### TASK DIRECTIONS
List each line of the data in which the string "print" appears.

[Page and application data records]
=====
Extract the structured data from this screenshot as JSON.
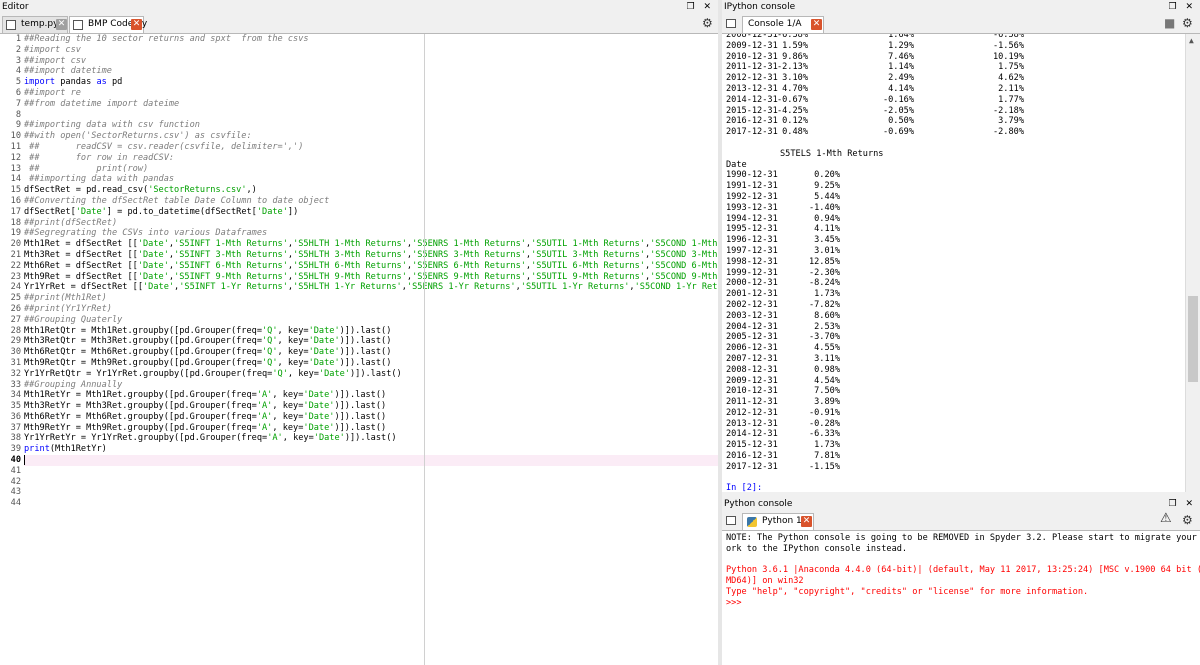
{
  "editor": {
    "title": "Editor",
    "tabs": [
      {
        "label": "temp.py"
      },
      {
        "label": "BMP Code.py"
      }
    ],
    "lines": [
      {
        "n": "1",
        "html": "<span class='cm'>##Reading the 10 sector returns and spxt  from the csvs</span>"
      },
      {
        "n": "2",
        "html": "<span class='cm'>#import csv</span>"
      },
      {
        "n": "3",
        "html": "<span class='cm'>##import csv</span>"
      },
      {
        "n": "4",
        "html": "<span class='cm'>##import datetime</span>"
      },
      {
        "n": "5",
        "html": "<span class='kw'>import</span> pandas <span class='kw'>as</span> pd"
      },
      {
        "n": "6",
        "html": "<span class='cm'>##import re</span>"
      },
      {
        "n": "7",
        "html": "<span class='cm'>##from datetime import dateime</span>"
      },
      {
        "n": "8",
        "html": ""
      },
      {
        "n": "9",
        "html": "<span class='cm'>##importing data with csv function</span>"
      },
      {
        "n": "10",
        "html": "<span class='cm'>##with open('SectorReturns.csv') as csvfile:</span>"
      },
      {
        "n": "11",
        "html": "<span class='cm'> ##       readCSV = csv.reader(csvfile, delimiter=',')</span>"
      },
      {
        "n": "12",
        "html": "<span class='cm'> ##       for row in readCSV:</span>"
      },
      {
        "n": "13",
        "html": "<span class='cm'> ##           print(row)</span>"
      },
      {
        "n": "14",
        "html": "<span class='cm'> ##importing data with pandas</span>"
      },
      {
        "n": "15",
        "html": "dfSectRet = pd.read_csv(<span class='st'>'SectorReturns.csv'</span>,)"
      },
      {
        "n": "16",
        "html": "<span class='cm'>##Converting the dfSectRet table Date Column to date object</span>"
      },
      {
        "n": "17",
        "html": "dfSectRet[<span class='st'>'Date'</span>] = pd.to_datetime(dfSectRet[<span class='st'>'Date'</span>])"
      },
      {
        "n": "18",
        "html": "<span class='cm'>##print(dfSectRet)</span>"
      },
      {
        "n": "19",
        "html": "<span class='cm'>##Segregrating the CSVs into various Dataframes</span>"
      },
      {
        "n": "20",
        "html": "Mth1Ret = dfSectRet [[<span class='st'>'Date'</span>,<span class='st'>'S5INFT 1-Mth Returns'</span>,<span class='st'>'S5HLTH 1-Mth Returns'</span>,<span class='st'>'S5ENRS 1-Mth Returns'</span>,<span class='st'>'S5UTIL 1-Mth Returns'</span>,<span class='st'>'S5COND 1-Mth R</span>"
      },
      {
        "n": "21",
        "html": "Mth3Ret = dfSectRet [[<span class='st'>'Date'</span>,<span class='st'>'S5INFT 3-Mth Returns'</span>,<span class='st'>'S5HLTH 3-Mth Returns'</span>,<span class='st'>'S5ENRS 3-Mth Returns'</span>,<span class='st'>'S5UTIL 3-Mth Returns'</span>,<span class='st'>'S5COND 3-Mth R</span>"
      },
      {
        "n": "22",
        "html": "Mth6Ret = dfSectRet [[<span class='st'>'Date'</span>,<span class='st'>'S5INFT 6-Mth Returns'</span>,<span class='st'>'S5HLTH 6-Mth Returns'</span>,<span class='st'>'S5ENRS 6-Mth Returns'</span>,<span class='st'>'S5UTIL 6-Mth Returns'</span>,<span class='st'>'S5COND 6-Mth R</span>"
      },
      {
        "n": "23",
        "html": "Mth9Ret = dfSectRet [[<span class='st'>'Date'</span>,<span class='st'>'S5INFT 9-Mth Returns'</span>,<span class='st'>'S5HLTH 9-Mth Returns'</span>,<span class='st'>'S5ENRS 9-Mth Returns'</span>,<span class='st'>'S5UTIL 9-Mth Returns'</span>,<span class='st'>'S5COND 9-Mth R</span>"
      },
      {
        "n": "24",
        "html": "Yr1YrRet = dfSectRet [[<span class='st'>'Date'</span>,<span class='st'>'S5INFT 1-Yr Returns'</span>,<span class='st'>'S5HLTH 1-Yr Returns'</span>,<span class='st'>'S5ENRS 1-Yr Returns'</span>,<span class='st'>'S5UTIL 1-Yr Returns'</span>,<span class='st'>'S5COND 1-Yr Retur</span>"
      },
      {
        "n": "25",
        "html": "<span class='cm'>##print(Mth1Ret)</span>"
      },
      {
        "n": "26",
        "html": "<span class='cm'>##print(Yr1YrRet)</span>"
      },
      {
        "n": "27",
        "html": "<span class='cm'>##Grouping Quaterly</span>"
      },
      {
        "n": "28",
        "html": "Mth1RetQtr = Mth1Ret.groupby([pd.Grouper(freq=<span class='st'>'Q'</span>, key=<span class='st'>'Date'</span>)]).last()"
      },
      {
        "n": "29",
        "html": "Mth3RetQtr = Mth3Ret.groupby([pd.Grouper(freq=<span class='st'>'Q'</span>, key=<span class='st'>'Date'</span>)]).last()"
      },
      {
        "n": "30",
        "html": "Mth6RetQtr = Mth6Ret.groupby([pd.Grouper(freq=<span class='st'>'Q'</span>, key=<span class='st'>'Date'</span>)]).last()"
      },
      {
        "n": "31",
        "html": "Mth9RetQtr = Mth9Ret.groupby([pd.Grouper(freq=<span class='st'>'Q'</span>, key=<span class='st'>'Date'</span>)]).last()"
      },
      {
        "n": "32",
        "html": "Yr1YrRetQtr = Yr1YrRet.groupby([pd.Grouper(freq=<span class='st'>'Q'</span>, key=<span class='st'>'Date'</span>)]).last()"
      },
      {
        "n": "33",
        "html": "<span class='cm'>##Grouping Annually</span>"
      },
      {
        "n": "34",
        "html": "Mth1RetYr = Mth1Ret.groupby([pd.Grouper(freq=<span class='st'>'A'</span>, key=<span class='st'>'Date'</span>)]).last()"
      },
      {
        "n": "35",
        "html": "Mth3RetYr = Mth3Ret.groupby([pd.Grouper(freq=<span class='st'>'A'</span>, key=<span class='st'>'Date'</span>)]).last()"
      },
      {
        "n": "36",
        "html": "Mth6RetYr = Mth6Ret.groupby([pd.Grouper(freq=<span class='st'>'A'</span>, key=<span class='st'>'Date'</span>)]).last()"
      },
      {
        "n": "37",
        "html": "Mth9RetYr = Mth9Ret.groupby([pd.Grouper(freq=<span class='st'>'A'</span>, key=<span class='st'>'Date'</span>)]).last()"
      },
      {
        "n": "38",
        "html": "Yr1YrRetYr = Yr1YrRet.groupby([pd.Grouper(freq=<span class='st'>'A'</span>, key=<span class='st'>'Date'</span>)]).last()"
      },
      {
        "n": "39",
        "html": "<span class='kw'>print</span>(Mth1RetYr)"
      },
      {
        "n": "40",
        "html": "",
        "current": true
      },
      {
        "n": "41",
        "html": ""
      },
      {
        "n": "42",
        "html": ""
      },
      {
        "n": "43",
        "html": ""
      },
      {
        "n": "44",
        "html": ""
      }
    ]
  },
  "ipython": {
    "title": "IPython console",
    "tab_label": "Console 1/A",
    "top_rows": [
      {
        "date": "2008-12-31",
        "a": "-6.38%",
        "b": "1.64%",
        "c": "-6.58%"
      },
      {
        "date": "2009-12-31",
        "a": "1.59%",
        "b": "1.29%",
        "c": "-1.56%"
      },
      {
        "date": "2010-12-31",
        "a": "9.86%",
        "b": "7.46%",
        "c": "10.19%"
      },
      {
        "date": "2011-12-31",
        "a": "-2.13%",
        "b": "1.14%",
        "c": "1.75%"
      },
      {
        "date": "2012-12-31",
        "a": "3.10%",
        "b": "2.49%",
        "c": "4.62%"
      },
      {
        "date": "2013-12-31",
        "a": "4.70%",
        "b": "4.14%",
        "c": "2.11%"
      },
      {
        "date": "2014-12-31",
        "a": "-0.67%",
        "b": "-0.16%",
        "c": "1.77%"
      },
      {
        "date": "2015-12-31",
        "a": "-4.25%",
        "b": "-2.05%",
        "c": "-2.18%"
      },
      {
        "date": "2016-12-31",
        "a": "0.12%",
        "b": "0.50%",
        "c": "3.79%"
      },
      {
        "date": "2017-12-31",
        "a": "0.48%",
        "b": "-0.69%",
        "c": "-2.80%"
      }
    ],
    "section_header": "S5TELS 1-Mth Returns",
    "index_label": "Date",
    "rows": [
      {
        "date": "1990-12-31",
        "v": "0.20%"
      },
      {
        "date": "1991-12-31",
        "v": "9.25%"
      },
      {
        "date": "1992-12-31",
        "v": "5.44%"
      },
      {
        "date": "1993-12-31",
        "v": "-1.40%"
      },
      {
        "date": "1994-12-31",
        "v": "0.94%"
      },
      {
        "date": "1995-12-31",
        "v": "4.11%"
      },
      {
        "date": "1996-12-31",
        "v": "3.45%"
      },
      {
        "date": "1997-12-31",
        "v": "3.01%"
      },
      {
        "date": "1998-12-31",
        "v": "12.85%"
      },
      {
        "date": "1999-12-31",
        "v": "-2.30%"
      },
      {
        "date": "2000-12-31",
        "v": "-8.24%"
      },
      {
        "date": "2001-12-31",
        "v": "1.73%"
      },
      {
        "date": "2002-12-31",
        "v": "-7.82%"
      },
      {
        "date": "2003-12-31",
        "v": "8.60%"
      },
      {
        "date": "2004-12-31",
        "v": "2.53%"
      },
      {
        "date": "2005-12-31",
        "v": "-3.70%"
      },
      {
        "date": "2006-12-31",
        "v": "4.55%"
      },
      {
        "date": "2007-12-31",
        "v": "3.11%"
      },
      {
        "date": "2008-12-31",
        "v": "0.98%"
      },
      {
        "date": "2009-12-31",
        "v": "4.54%"
      },
      {
        "date": "2010-12-31",
        "v": "7.50%"
      },
      {
        "date": "2011-12-31",
        "v": "3.89%"
      },
      {
        "date": "2012-12-31",
        "v": "-0.91%"
      },
      {
        "date": "2013-12-31",
        "v": "-0.28%"
      },
      {
        "date": "2014-12-31",
        "v": "-6.33%"
      },
      {
        "date": "2015-12-31",
        "v": "1.73%"
      },
      {
        "date": "2016-12-31",
        "v": "7.81%"
      },
      {
        "date": "2017-12-31",
        "v": "-1.15%"
      }
    ],
    "prompt": "In [2]:"
  },
  "python_console": {
    "title": "Python console",
    "tab_label": "Python 1",
    "note_line1": "NOTE: The Python console is going to be REMOVED in Spyder 3.2. Please start to migrate your w",
    "note_line2": "ork to the IPython console instead.",
    "err_line1": "Python 3.6.1 |Anaconda 4.4.0 (64-bit)| (default, May 11 2017, 13:25:24) [MSC v.1900 64 bit (A",
    "err_line2": "MD64)] on win32",
    "err_line3": "Type \"help\", \"copyright\", \"credits\" or \"license\" for more information.",
    "prompt": ">>>"
  },
  "window_controls": "❒ ✕",
  "tab_close": "✕",
  "warning_glyph": "⚠",
  "gear_glyph": "⚙",
  "stop_glyph": "■"
}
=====
### EXERCISE ANSWER
        "html": "<span class='cm'> ##           print(row)</span>"
        "html": "<span class='cm'>##print(dfSectRet)</span>"
        "html": "<span class='cm'>##print(Mth1Ret)</span>"
        "html": "<span class='cm'>##print(Yr1YrRet)</span>"
        "html": "<span class='kw'>print</span>(Mth1RetYr)"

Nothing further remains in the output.